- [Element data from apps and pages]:
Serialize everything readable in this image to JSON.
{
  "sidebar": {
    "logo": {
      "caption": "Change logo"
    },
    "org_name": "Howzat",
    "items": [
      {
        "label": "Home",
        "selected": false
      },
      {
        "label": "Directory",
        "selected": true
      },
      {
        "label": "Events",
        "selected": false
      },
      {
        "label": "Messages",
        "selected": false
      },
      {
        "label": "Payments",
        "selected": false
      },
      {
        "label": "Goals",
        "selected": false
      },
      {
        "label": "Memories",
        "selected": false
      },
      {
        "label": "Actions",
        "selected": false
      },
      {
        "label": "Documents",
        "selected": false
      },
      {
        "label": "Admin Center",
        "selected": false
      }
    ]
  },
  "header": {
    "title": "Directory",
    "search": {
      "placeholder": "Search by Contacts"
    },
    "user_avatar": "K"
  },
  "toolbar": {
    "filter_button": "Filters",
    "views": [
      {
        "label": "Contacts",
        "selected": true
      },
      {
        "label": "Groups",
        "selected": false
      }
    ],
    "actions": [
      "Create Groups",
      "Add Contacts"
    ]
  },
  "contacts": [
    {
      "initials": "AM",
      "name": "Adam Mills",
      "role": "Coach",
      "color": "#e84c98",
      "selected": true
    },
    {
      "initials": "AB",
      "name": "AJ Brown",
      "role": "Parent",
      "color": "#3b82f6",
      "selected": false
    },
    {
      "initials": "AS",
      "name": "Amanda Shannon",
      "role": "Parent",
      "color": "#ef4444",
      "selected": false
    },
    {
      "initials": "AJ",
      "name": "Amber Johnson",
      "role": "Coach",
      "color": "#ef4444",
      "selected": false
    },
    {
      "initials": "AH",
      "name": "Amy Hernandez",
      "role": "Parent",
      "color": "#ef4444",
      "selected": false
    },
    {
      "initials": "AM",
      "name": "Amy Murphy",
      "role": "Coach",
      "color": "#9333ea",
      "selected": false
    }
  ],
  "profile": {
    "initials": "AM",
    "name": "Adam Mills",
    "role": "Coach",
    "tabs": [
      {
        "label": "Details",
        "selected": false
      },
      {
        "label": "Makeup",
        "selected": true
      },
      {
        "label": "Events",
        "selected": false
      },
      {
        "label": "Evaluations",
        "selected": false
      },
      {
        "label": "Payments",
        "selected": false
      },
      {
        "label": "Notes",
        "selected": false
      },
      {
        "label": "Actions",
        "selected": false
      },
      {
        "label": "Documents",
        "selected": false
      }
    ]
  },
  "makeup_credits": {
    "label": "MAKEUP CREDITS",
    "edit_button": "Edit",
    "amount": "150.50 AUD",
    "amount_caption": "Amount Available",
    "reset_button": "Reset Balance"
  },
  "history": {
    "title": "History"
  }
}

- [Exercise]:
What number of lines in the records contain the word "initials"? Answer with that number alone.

- [Answer to the problem]:
7